Prime Minister Dean Barrow reasserted his Government’s position last week that until they can come up with “firm metrics” on which zones offshore of Belize will be excluded from petroleum exploration, it will hold off on the issuance of any new petroleum concessions.
Meanwhile, the most recently released map showing the petroleum contracts indicates that two petroleum concessions, those issued to Princess Petroleum Limited and Providence Energy, continue to be included – a bone of contention between the Government and Oceana, which obtained a favorable ruling from Supreme Court Justice Oswell Legall in April declaring six offshore contracts to be “unlawful, null and void.”
Oceana says that the inclusion of the two concessions on the latest map, dated May 2013, is “outright disregard” for the Legall ruling.
Treaty Energy Corporation, the joint venture partner of Princess, paused petroleum exploration works shortly after the Legall ruling, but announced shortly after that it was resuming works based on the advice of its attorneys and public statements from the Government of Belize.
Government’s attorney, Denys Barrow, SC, has argued in court that the contracts were not quashed by Legall, but that the Government is fettered from conducting any oversight of Treaty’s activities. However, Oceana contends that Treaty ought not to be doing any works under the petroleum contracts.
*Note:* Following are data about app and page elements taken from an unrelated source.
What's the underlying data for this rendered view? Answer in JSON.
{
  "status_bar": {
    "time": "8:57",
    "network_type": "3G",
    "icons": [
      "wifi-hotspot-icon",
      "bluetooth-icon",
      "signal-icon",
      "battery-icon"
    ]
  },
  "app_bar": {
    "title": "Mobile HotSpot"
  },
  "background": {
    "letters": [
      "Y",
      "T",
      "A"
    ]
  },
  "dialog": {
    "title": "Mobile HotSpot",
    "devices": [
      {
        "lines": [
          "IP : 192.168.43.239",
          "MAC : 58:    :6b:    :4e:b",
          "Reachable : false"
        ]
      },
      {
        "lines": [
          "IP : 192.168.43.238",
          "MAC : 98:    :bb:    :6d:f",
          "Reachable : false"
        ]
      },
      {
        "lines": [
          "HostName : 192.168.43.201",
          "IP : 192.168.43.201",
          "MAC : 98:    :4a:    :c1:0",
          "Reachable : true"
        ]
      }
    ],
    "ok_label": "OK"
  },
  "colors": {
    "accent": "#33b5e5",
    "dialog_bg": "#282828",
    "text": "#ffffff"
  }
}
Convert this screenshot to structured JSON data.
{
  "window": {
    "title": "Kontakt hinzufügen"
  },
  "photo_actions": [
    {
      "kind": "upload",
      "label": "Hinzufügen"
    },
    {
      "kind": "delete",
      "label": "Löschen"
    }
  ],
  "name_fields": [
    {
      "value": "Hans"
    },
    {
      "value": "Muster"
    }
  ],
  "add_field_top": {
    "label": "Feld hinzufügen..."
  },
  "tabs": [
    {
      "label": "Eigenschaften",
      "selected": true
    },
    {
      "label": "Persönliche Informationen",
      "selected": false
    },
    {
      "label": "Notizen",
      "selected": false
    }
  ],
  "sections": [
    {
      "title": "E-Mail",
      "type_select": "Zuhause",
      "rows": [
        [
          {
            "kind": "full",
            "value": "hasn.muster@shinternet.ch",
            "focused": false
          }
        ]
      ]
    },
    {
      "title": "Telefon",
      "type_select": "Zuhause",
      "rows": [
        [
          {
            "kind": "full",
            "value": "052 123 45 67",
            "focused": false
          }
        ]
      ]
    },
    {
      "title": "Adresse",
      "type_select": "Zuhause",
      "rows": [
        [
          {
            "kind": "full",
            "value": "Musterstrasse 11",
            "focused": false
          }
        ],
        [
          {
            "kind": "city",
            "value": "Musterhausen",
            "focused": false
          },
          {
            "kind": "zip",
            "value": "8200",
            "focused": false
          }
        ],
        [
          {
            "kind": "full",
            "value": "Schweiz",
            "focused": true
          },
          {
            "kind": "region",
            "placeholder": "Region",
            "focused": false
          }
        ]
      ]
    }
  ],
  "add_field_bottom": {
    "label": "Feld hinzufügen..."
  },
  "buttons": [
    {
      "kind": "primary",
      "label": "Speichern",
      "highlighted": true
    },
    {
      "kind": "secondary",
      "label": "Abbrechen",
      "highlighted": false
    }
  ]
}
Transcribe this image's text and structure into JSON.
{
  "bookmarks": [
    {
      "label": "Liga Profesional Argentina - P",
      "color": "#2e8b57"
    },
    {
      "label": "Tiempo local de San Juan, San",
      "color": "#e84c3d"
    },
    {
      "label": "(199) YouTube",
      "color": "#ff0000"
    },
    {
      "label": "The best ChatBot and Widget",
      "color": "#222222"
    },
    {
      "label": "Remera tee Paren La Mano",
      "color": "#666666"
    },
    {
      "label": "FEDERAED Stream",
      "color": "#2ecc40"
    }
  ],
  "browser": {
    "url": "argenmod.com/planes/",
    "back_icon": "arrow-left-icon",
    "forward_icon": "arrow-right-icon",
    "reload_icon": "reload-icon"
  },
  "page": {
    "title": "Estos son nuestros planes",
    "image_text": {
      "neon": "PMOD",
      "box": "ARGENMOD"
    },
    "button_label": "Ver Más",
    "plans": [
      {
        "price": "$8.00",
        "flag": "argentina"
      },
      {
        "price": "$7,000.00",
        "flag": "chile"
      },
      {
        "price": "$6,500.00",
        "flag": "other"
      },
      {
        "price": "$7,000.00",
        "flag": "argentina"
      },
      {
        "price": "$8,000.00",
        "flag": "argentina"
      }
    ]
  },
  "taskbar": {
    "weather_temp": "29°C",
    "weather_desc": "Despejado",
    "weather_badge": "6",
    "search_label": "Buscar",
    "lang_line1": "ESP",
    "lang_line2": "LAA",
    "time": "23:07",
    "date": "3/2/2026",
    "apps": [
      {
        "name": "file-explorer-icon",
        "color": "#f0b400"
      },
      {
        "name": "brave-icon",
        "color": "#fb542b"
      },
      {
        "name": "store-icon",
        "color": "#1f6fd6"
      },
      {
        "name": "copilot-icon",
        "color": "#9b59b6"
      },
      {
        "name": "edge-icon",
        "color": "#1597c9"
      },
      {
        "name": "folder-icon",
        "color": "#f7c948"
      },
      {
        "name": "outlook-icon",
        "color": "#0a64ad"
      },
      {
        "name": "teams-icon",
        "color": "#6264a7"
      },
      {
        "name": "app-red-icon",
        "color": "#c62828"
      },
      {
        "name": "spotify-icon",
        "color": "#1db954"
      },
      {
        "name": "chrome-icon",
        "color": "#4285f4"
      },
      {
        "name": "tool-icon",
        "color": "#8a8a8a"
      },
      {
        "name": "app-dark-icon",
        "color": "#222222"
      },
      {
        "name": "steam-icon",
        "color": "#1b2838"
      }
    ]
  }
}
“The map clearly shows Princess Petroleum Ltd. and Providence Energy Ltd. with their full offshore oil block intact as if there was never a ruling even declaring said contracts unlawful, null and void,” Oceana said.
“This action by the Government’s servants, the Petroleum and Geology Department under the Ministry of Energy, is a flagrant disrespect and disregard for our courts, since Belizeans must keep in mind two principles of law: 1. courts do not make rulings in vain and 2. No court in making a ruling against a Government or the crown needs to take coercive action to force the administrative arm of the state to obey a decision of the judicial arm of the state,” explained Audrey Matura Shepherd, VP Oceana in Belize.
In responding to the statement from Oceana, the Ministry of Energy, Science and Technology and Public Utilities said that it “notes with regret a recent press release by Oceana in which it persists in putting its spin on the judgment…”
The Ministry contends that it had only acted based on the legal advice that it had received, saying that they are obliged to treat the contracts as binding and enforceable by the oil companies, against the country of Belize.
“It would take the legal authority of a judgment of the Court, clearly expressed to be binding and enforceable against the oil companies, to quash or cancel the contracts. Only such a judgment can take away the contractual rights awarded to the oil companies. The Ministry repeats: there is no such judgment,” the statement from the ministry said.
It added that it is for this reason that it has continued to issue maps showing oil exploration areas held by the various oil companies.
“The Ministry ends by pointing out that if Oceana honestly believed the spin it is putting on Justice Legall’s judgment, that it cancelled the rights of the oil companies under the contracts, Oceana would long ago have applied to the courts to stop the continuing exploration activities of the oil companies, or to compel the Ministry to stop them, or to find the Government to be in contempt of court,” it added.
Oceana says, for its part, that, it “…calls on the Government, and especially the Prime Minister of this country, who is an attorney and officer of the court, not to destroy our constitutionally accepted principle of Rule of Law, and to reconsider the message it is sending to the nation when it elects to become the violator of our court judgments. Belizeans are, likewise, called upon to denounce this act by the Government and demand good governance from their duly elected members of Parliament.”
Justice Legall has set Thursday, June 20, 2013, to announce whether he will grant Government’s request to put a stay on the injunction against the Government, barring it from acting under the petroleum contracts which Legall had declared to be illegal, null and void due to violations of Belize’s environmental and petroleum laws.